*** Block opens ***
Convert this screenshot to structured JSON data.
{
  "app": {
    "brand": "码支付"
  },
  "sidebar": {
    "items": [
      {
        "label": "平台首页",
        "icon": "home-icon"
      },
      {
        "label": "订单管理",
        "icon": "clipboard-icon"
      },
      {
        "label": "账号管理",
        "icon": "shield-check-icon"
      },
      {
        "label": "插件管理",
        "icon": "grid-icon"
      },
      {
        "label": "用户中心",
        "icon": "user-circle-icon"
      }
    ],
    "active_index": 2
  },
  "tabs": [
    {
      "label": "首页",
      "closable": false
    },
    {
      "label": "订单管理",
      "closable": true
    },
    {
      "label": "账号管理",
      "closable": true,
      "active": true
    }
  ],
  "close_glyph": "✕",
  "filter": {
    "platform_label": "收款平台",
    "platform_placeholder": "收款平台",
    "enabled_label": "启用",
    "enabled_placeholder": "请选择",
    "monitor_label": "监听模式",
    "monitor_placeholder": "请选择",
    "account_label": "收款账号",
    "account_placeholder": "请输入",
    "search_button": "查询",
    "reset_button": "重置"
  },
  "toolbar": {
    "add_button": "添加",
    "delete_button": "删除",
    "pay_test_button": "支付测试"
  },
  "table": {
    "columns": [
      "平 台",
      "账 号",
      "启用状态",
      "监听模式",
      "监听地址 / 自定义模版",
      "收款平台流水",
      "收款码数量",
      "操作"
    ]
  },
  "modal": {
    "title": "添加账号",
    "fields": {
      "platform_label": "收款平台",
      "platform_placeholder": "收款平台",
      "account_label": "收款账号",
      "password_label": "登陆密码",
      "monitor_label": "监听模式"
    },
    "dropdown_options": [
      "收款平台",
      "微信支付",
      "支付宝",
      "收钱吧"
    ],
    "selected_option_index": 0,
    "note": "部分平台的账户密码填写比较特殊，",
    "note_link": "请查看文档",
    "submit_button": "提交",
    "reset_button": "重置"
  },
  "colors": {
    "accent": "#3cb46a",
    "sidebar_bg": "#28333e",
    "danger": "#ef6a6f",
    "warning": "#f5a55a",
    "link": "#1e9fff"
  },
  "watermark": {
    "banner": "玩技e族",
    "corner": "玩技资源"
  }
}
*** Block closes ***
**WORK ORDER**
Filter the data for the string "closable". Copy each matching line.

**SOLUTION TO THE EXERCISE**
      "closable": false
      "closable": true
      "closable": true,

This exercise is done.